▶ What the task requires
Pull each line holding the word "Speech" from the data.

▶ Entries supplied
++++++++

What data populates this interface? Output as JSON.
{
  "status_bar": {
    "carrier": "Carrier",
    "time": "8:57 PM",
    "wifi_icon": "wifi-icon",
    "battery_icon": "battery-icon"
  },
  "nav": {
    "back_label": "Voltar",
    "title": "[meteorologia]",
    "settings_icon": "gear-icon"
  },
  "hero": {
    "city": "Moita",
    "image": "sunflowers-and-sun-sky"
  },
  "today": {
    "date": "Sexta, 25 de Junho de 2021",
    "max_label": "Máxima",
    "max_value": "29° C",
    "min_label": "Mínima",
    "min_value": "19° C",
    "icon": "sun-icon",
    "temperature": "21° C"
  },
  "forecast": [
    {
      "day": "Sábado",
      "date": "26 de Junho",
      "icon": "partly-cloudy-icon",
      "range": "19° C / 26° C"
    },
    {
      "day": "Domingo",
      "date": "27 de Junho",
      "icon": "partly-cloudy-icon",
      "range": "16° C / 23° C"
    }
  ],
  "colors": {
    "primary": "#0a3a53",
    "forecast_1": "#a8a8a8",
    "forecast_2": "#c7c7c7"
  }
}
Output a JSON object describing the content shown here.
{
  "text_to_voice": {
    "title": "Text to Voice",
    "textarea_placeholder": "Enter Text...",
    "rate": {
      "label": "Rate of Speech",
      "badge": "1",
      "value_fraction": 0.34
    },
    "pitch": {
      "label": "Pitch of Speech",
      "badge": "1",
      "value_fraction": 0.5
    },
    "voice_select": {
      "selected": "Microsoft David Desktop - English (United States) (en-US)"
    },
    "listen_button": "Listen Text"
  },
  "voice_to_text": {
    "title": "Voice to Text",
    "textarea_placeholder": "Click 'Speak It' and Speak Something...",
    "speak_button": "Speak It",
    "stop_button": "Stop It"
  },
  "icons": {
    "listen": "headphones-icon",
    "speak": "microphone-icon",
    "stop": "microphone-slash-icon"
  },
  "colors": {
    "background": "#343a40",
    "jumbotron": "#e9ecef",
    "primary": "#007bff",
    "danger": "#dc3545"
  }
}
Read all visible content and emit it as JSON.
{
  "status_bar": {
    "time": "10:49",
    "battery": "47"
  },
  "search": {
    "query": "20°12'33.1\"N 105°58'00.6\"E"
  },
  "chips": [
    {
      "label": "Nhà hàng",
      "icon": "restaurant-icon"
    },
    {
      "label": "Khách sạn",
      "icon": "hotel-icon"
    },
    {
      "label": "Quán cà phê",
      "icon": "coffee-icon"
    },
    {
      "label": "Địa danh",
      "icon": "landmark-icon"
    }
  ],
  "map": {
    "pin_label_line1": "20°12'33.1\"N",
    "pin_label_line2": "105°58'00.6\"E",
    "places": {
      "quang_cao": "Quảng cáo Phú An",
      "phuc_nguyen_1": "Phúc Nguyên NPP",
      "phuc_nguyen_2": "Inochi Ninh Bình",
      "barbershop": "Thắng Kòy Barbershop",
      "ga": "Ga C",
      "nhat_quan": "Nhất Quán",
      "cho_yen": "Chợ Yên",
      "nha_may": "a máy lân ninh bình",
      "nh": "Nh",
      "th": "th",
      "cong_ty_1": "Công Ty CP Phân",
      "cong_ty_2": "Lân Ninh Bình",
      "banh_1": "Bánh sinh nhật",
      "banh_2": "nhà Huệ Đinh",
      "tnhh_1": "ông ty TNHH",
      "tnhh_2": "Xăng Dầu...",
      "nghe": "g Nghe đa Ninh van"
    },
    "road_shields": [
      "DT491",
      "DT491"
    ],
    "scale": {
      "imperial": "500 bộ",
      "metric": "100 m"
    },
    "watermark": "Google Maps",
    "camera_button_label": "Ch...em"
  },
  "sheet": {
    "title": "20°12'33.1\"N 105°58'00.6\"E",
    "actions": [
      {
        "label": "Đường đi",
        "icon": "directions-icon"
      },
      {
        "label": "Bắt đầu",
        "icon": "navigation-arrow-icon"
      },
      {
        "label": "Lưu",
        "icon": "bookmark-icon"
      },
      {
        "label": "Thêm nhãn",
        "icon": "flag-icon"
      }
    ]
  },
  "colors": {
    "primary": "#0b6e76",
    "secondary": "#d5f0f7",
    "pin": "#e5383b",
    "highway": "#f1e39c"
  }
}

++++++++

▶ Written answer
      "label": "Rate of Speech",
      "label": "Pitch of Speech",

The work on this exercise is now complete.